A self-styled rival government controlling Libya's capital announced its own oil policies this week, drawing a rebuttal from Prime Minister Abdullah Al Thinni who said oil revenues continued to go to the elected government.
A self-declared government set up by an armed group that seized the Libyan capital in August has taken over the websites of the state administration and the national oil company, adding to confusion over who is running the country.
Libya's oil production has slipped below 900,000 barrels per day because of an ongoing sit-in protest at Sirte oil company by local residents demanding jobs, a source at the National Oil Corporation (NOC) said.
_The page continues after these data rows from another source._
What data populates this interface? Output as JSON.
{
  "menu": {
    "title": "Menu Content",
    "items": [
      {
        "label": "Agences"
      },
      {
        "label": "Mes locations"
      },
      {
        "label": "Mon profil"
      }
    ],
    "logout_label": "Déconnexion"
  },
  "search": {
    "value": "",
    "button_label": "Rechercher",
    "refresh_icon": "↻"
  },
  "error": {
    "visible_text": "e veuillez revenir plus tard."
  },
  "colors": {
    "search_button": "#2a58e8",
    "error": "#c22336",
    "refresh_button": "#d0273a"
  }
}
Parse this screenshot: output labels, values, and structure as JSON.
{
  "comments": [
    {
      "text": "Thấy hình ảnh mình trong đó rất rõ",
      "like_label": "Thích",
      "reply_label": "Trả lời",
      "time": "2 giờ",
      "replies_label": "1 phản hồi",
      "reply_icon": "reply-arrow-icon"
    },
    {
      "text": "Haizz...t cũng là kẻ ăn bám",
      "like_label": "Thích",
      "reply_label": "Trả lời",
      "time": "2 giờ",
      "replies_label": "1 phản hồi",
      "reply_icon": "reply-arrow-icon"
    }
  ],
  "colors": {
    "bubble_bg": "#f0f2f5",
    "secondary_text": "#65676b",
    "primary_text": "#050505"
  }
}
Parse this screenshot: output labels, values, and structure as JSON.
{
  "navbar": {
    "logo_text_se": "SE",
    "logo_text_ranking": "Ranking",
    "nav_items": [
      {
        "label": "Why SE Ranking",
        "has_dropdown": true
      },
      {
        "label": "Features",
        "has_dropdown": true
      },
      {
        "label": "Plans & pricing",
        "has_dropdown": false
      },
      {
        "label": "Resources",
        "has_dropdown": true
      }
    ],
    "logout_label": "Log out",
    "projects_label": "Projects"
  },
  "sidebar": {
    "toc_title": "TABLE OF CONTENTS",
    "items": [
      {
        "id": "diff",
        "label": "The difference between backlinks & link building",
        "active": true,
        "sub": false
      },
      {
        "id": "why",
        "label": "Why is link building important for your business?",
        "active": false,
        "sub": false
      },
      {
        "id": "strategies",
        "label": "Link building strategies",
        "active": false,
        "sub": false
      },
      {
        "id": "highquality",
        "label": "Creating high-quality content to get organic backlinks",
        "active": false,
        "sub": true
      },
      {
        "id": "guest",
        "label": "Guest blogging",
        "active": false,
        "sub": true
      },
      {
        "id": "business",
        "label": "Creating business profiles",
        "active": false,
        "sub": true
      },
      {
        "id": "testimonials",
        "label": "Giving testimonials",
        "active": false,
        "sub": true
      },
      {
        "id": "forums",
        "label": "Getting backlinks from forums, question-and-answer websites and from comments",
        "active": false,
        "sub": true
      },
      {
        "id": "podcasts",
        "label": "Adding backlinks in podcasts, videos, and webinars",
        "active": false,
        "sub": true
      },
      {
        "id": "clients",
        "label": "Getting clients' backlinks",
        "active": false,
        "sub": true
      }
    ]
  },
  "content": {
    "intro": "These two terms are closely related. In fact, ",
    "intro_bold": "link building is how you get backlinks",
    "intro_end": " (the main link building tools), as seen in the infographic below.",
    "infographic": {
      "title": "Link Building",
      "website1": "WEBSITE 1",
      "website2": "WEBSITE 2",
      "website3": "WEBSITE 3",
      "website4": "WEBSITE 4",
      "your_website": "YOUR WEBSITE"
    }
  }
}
Opec's oil supply jumped to its highest in almost two years in September due to further recovery in Libya and higher output from Saudi Arabia and other Gulf producers in the face of sub-$100 per barrel oil prices, a report said.
Libya's oil output has fallen by 25,000 barrels per day (bpd) to 900,000 bpd because of a strike at its Jalo oilfield, a spokesman for state-run National Oil Corp (NOC) said.
Output is still nine times more
Libya's eastern Hariga oil port has fully recovered from eight months of blockades by protesters and is exporting more than 120,000 barrels per day (bpd), port officials said.
Hariga, located in Tobruk near
Libya's El Sharara oilfield is operating, but the Zawiya refinery it connects to is still closed after storage tanks there were damaged during fighting between armed groups, a Libyan oil official said.
Soldiers and police have clashed in the last few days near Libya's biggest El Sharara oilfield in the south, while separate fighting erupted in the west not far from the Zawiya refinery, residents and medics said.